Quite a few ideas were considered and a few were pursued. Without a doubt our most successful ventures have been the Downtown Beaumont Cultural Arts District (covered in previous issues of Off Ramp) and the Cajun Heritage Fest.

Originally titled the Carnival des Cajuns, we eventually changed the name. You sort of felt pressured to pronounce it with a proper Cajun accent, which – no offense to my Cajun relatives – is just about impossible. Everyone ended up saying it a different way and it was just a mess. The updated title Cajun Heritage Fest is much less demanding and does a better job of communicating what the festival aims to be about.

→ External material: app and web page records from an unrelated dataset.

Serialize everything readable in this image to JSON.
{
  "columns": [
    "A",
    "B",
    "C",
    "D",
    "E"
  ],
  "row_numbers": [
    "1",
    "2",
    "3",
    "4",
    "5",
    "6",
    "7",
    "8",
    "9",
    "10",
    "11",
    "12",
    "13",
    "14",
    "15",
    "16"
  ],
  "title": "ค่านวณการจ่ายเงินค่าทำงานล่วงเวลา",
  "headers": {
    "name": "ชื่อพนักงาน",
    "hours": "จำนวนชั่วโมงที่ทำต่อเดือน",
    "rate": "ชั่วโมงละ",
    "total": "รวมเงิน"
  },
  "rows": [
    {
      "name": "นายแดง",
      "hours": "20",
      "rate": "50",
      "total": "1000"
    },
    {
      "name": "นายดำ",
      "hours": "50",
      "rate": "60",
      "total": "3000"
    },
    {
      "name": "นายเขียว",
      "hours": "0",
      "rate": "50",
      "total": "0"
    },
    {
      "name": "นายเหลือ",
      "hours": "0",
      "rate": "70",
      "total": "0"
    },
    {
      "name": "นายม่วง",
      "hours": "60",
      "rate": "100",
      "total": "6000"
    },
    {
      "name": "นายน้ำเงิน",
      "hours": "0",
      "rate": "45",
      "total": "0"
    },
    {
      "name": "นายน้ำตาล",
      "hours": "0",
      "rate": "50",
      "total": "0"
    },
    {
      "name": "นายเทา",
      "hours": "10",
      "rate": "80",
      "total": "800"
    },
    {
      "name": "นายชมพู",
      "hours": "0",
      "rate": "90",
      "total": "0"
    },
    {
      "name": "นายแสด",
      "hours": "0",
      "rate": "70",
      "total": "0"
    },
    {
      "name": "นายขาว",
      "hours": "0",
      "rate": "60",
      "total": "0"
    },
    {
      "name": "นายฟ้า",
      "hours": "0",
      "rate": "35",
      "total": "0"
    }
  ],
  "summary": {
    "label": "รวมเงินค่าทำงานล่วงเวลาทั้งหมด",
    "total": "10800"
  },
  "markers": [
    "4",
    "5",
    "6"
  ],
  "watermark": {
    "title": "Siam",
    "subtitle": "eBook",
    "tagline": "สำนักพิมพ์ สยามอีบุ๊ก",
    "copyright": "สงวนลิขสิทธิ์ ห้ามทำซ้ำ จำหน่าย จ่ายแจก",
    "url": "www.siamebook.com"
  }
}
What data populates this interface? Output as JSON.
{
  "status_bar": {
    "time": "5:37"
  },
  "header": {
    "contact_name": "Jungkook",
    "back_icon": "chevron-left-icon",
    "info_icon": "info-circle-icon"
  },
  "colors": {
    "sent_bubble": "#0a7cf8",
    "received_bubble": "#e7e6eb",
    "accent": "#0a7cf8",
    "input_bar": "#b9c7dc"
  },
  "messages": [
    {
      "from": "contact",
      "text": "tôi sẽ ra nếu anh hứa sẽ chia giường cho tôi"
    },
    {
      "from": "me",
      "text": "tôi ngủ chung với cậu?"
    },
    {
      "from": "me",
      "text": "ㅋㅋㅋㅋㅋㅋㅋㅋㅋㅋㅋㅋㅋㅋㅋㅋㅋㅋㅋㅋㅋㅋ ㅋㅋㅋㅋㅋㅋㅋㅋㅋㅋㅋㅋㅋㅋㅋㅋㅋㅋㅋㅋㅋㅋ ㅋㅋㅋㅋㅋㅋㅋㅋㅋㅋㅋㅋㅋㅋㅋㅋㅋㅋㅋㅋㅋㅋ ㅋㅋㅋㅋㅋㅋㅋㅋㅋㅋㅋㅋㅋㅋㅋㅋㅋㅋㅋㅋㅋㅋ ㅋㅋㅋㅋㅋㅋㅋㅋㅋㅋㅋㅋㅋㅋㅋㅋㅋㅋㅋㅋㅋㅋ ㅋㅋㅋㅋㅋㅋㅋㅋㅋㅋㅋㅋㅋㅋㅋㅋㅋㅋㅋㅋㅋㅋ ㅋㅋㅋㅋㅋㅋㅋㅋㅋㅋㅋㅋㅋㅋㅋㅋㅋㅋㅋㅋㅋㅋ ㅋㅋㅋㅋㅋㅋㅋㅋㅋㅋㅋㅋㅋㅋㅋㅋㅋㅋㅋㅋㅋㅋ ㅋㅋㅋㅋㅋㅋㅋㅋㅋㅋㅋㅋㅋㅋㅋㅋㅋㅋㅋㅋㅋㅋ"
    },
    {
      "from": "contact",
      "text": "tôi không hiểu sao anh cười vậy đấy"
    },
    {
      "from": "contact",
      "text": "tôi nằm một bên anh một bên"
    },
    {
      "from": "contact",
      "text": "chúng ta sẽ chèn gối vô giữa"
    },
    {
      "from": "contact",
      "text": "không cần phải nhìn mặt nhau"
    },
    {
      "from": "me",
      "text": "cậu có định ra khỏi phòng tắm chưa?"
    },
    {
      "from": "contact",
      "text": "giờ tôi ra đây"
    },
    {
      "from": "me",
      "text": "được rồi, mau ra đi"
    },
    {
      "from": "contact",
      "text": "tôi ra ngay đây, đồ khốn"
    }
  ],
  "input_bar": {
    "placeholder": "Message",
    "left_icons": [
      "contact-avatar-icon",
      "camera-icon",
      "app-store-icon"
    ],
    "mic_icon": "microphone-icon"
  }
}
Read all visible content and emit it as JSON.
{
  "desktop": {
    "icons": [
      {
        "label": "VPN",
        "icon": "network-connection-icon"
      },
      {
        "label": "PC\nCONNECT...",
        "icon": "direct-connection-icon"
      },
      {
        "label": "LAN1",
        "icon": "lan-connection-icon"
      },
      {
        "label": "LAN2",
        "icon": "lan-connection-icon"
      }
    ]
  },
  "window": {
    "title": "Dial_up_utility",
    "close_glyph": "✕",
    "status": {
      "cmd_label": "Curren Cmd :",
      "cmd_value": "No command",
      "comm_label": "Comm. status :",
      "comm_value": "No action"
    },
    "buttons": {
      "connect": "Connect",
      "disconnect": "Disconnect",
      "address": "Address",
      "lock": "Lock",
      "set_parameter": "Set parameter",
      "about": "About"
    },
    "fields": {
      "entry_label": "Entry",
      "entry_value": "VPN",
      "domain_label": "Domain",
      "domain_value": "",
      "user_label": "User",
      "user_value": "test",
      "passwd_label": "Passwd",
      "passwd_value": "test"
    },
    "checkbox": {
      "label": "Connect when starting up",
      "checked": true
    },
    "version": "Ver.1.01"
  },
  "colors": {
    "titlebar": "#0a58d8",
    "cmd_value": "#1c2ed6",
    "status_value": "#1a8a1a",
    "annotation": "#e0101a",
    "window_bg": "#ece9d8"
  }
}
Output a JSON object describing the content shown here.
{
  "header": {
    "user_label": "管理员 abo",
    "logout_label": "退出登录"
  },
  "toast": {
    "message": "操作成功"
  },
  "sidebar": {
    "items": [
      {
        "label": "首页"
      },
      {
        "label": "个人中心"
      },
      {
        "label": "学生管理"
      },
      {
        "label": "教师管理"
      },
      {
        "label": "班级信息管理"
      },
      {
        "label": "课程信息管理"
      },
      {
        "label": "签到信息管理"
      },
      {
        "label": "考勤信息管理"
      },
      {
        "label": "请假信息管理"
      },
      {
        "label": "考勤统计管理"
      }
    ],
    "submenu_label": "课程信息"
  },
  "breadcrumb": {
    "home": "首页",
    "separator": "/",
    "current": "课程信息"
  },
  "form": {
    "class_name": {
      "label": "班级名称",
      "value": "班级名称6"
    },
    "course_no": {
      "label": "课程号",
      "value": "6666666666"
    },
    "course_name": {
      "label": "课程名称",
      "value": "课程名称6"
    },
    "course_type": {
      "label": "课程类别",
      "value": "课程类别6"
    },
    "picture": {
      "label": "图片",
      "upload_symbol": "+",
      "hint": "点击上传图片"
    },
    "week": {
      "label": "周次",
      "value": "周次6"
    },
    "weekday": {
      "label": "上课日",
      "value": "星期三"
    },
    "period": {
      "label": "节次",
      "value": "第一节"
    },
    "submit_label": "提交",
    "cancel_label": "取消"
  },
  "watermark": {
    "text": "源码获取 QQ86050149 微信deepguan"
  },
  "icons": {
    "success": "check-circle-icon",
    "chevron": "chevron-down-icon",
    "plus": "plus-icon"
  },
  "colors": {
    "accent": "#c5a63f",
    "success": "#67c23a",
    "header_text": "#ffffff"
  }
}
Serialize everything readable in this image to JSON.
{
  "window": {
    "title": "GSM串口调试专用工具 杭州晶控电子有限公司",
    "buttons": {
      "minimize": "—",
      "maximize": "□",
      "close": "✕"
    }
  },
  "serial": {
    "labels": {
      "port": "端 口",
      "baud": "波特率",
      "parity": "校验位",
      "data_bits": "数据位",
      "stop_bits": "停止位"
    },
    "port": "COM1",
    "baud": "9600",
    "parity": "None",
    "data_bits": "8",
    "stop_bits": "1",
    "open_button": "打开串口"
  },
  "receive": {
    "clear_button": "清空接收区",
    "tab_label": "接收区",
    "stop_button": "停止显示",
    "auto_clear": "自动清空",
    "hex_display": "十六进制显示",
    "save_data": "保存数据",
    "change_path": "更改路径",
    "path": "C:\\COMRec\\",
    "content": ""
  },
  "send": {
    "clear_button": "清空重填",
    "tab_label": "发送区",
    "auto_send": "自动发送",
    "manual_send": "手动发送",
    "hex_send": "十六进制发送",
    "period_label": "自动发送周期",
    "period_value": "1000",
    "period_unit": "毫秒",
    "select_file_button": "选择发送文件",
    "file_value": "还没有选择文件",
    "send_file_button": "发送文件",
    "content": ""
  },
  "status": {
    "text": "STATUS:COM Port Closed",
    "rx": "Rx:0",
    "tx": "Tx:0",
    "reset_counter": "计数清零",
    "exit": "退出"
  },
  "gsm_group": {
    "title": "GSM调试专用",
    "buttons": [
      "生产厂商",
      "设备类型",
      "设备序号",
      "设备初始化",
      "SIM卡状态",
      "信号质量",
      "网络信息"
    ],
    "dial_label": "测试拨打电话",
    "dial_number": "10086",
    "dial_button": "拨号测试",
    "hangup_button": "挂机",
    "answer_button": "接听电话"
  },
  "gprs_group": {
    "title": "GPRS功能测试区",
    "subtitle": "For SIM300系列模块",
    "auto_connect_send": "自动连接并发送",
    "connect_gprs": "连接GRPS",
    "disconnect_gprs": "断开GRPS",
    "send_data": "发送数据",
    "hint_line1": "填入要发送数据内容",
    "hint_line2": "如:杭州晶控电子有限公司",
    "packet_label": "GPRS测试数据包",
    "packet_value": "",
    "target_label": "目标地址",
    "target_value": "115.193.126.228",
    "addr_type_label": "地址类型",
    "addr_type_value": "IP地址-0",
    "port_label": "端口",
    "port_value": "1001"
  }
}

The festival has had its ups and downs. In its inaugural year rain threatened to float us all away. It was held at the pavilion in downtown Port Arthur and by evening the streets were ankle deep with water. We were beginning to wonder if we were going to have to trade the two-step for the backstroke. Then there was the crawfish shortage of ’16, a couple of hospitality hostilities, and general chicken-with-your-head-offedness that increases proportionally with the number of beers consumed. Still, all in all every year has been a bigger success than the last, with more people, more organization, more fun and less stress. We’re pretty happy with it.

In its current state, the Cajun Heritage Fest is a full day of dancing, music and food. We’ve had some big-name acts in the Cajun music circuit on the stage including Grammy Award winners Jo-El Sonnier and Wayne Toups. Toups, a staple of Cajun and country music since the 1970s, will be returning in 2021. A dance floor in front of the stage is open to all takers, and it has been getting a little bigger every year. We’re having to push the tables back a few feet with each new festival. Soon we might outgrow the Carl Parker Multipurpose Center, hitherto the Cajun Fest stomping grounds.

The Cajun Heritage Fest is a vision not yet completed. Over the years we have practiced and refined the fundamental aspects of the festival’s success: the music, dancing, food and drinks. We’ve experimented with partnerships with fishing tournaments and music competitions and we’ve planned expansion of the activities into the community. It was a great disappointment to have to cancel in 2020 due to the pandemic, but in 2021 we’ll be moving forward with the latest addition to our little jamboree, the Cajun Caravan. Beyond that, perhaps we’ll be able to include more of our original dreams; movies that pay tribute to the Southeast Texas and Southwest Louisiana region such as Shultze Gets the Blues, historical character actors like Jean Lafitte (we do have Pincher, and that’s a good start), expanded competitions, more children’s events and a longer festival.

Each year the festival grows a bit as more and more people discover it. As the Cajun Heritage Fest waltzes into the future, we hope you’ll join us on the dance floor. If nothing else, we’ll all have a good time!